When you file bankruptcy, with the court’s help, you can legally eliminate all of your qualifying debt. Some debt can never be discharged, such as alimony, child support, or current taxes. And some like secured debt will not be eliminated if you plan to keep the collateral.
The court can rule that you no longer have to make your credit card payments, but they cannot rule that you no longer have to make your house or car payments. Not unless you turn in that collateral and no longer wish to keep those assets.
If you want to keep your secured collateral, you will have to make arrangements with the court on how you will pay the arrears. You will have three to five years to make these back payments. You will also need to continue to make these payments if you wish to use the collateral in the future.
Value of the Property
Another option for your secured debt during bankruptcy is to pay the value of the asset at the time of the filing and not the original amount due. For example, if your car loan is for $5,000 and the current value of the vehicle is $2,000, you can pay the two grand, and the rest of the debt will be eliminated in bankruptcy.

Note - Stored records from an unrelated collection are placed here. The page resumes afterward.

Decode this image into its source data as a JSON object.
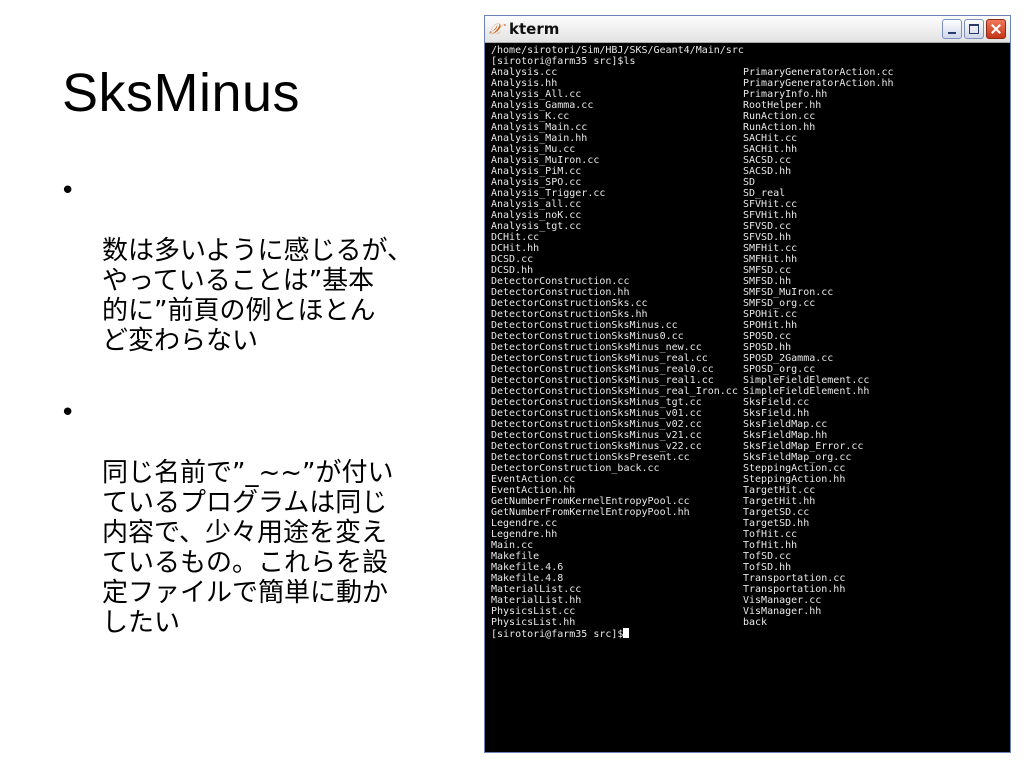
{
  "slide": {
    "title": "SksMinus",
    "bullets": [
      {
        "dot": "•",
        "text": "数は多いように感じるが、\nやっていることは”基本\n的に”前頁の例とほとん\nど変わらない"
      },
      {
        "dot": "•",
        "text": "同じ名前で”_~~”が付い\nているプログラムは同じ\n内容で、少々用途を変え\nているもの。これらを設\n定ファイルで簡単に動か\nしたい"
      }
    ]
  },
  "window": {
    "icon": "x-window-icon",
    "title": "kterm",
    "colors": {
      "background": "#000000",
      "text": "#e8e8e8",
      "close": "#d9462a"
    }
  },
  "terminal": {
    "cwd_line": "/home/sirotori/Sim/HBJ/SKS/Geant4/Main/src",
    "command_line": "[sirotori@farm35 src]$ls",
    "files_left": [
      "Analysis.cc",
      "Analysis.hh",
      "Analysis_All.cc",
      "Analysis_Gamma.cc",
      "Analysis_K.cc",
      "Analysis_Main.cc",
      "Analysis_Main.hh",
      "Analysis_Mu.cc",
      "Analysis_MuIron.cc",
      "Analysis_PiM.cc",
      "Analysis_SPO.cc",
      "Analysis_Trigger.cc",
      "Analysis_all.cc",
      "Analysis_noK.cc",
      "Analysis_tgt.cc",
      "DCHit.cc",
      "DCHit.hh",
      "DCSD.cc",
      "DCSD.hh",
      "DetectorConstruction.cc",
      "DetectorConstruction.hh",
      "DetectorConstructionSks.cc",
      "DetectorConstructionSks.hh",
      "DetectorConstructionSksMinus.cc",
      "DetectorConstructionSksMinus0.cc",
      "DetectorConstructionSksMinus_new.cc",
      "DetectorConstructionSksMinus_real.cc",
      "DetectorConstructionSksMinus_real0.cc",
      "DetectorConstructionSksMinus_real1.cc",
      "DetectorConstructionSksMinus_real_Iron.cc",
      "DetectorConstructionSksMinus_tgt.cc",
      "DetectorConstructionSksMinus_v01.cc",
      "DetectorConstructionSksMinus_v02.cc",
      "DetectorConstructionSksMinus_v21.cc",
      "DetectorConstructionSksMinus_v22.cc",
      "DetectorConstructionSksPresent.cc",
      "DetectorConstruction_back.cc",
      "EventAction.cc",
      "EventAction.hh",
      "GetNumberFromKernelEntropyPool.cc",
      "GetNumberFromKernelEntropyPool.hh",
      "Legendre.cc",
      "Legendre.hh",
      "Main.cc",
      "Makefile",
      "Makefile.4.6",
      "Makefile.4.8",
      "MaterialList.cc",
      "MaterialList.hh",
      "PhysicsList.cc",
      "PhysicsList.hh"
    ],
    "files_right": [
      "PrimaryGeneratorAction.cc",
      "PrimaryGeneratorAction.hh",
      "PrimaryInfo.hh",
      "RootHelper.hh",
      "RunAction.cc",
      "RunAction.hh",
      "SACHit.cc",
      "SACHit.hh",
      "SACSD.cc",
      "SACSD.hh",
      "SD",
      "SD_real",
      "SFVHit.cc",
      "SFVHit.hh",
      "SFVSD.cc",
      "SFVSD.hh",
      "SMFHit.cc",
      "SMFHit.hh",
      "SMFSD.cc",
      "SMFSD.hh",
      "SMFSD_MuIron.cc",
      "SMFSD_org.cc",
      "SPOHit.cc",
      "SPOHit.hh",
      "SPOSD.cc",
      "SPOSD.hh",
      "SPOSD_2Gamma.cc",
      "SPOSD_org.cc",
      "SimpleFieldElement.cc",
      "SimpleFieldElement.hh",
      "SksField.cc",
      "SksField.hh",
      "SksFieldMap.cc",
      "SksFieldMap.hh",
      "SksFieldMap_Error.cc",
      "SksFieldMap_org.cc",
      "SteppingAction.cc",
      "SteppingAction.hh",
      "TargetHit.cc",
      "TargetHit.hh",
      "TargetSD.cc",
      "TargetSD.hh",
      "TofHit.cc",
      "TofHit.hh",
      "TofSD.cc",
      "TofSD.hh",
      "Transportation.cc",
      "Transportation.hh",
      "VisManager.cc",
      "VisManager.hh",
      "back"
    ],
    "prompt": "[sirotori@farm35 src]$"
  }
}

Other types of secured debt that cannot be eliminated are student loans, fines, and fees owed to government agencies and some taxes. Speaking to an experienced Plano bankruptcy attorney can help you determine the best type of bankruptcy to file for your unique situation.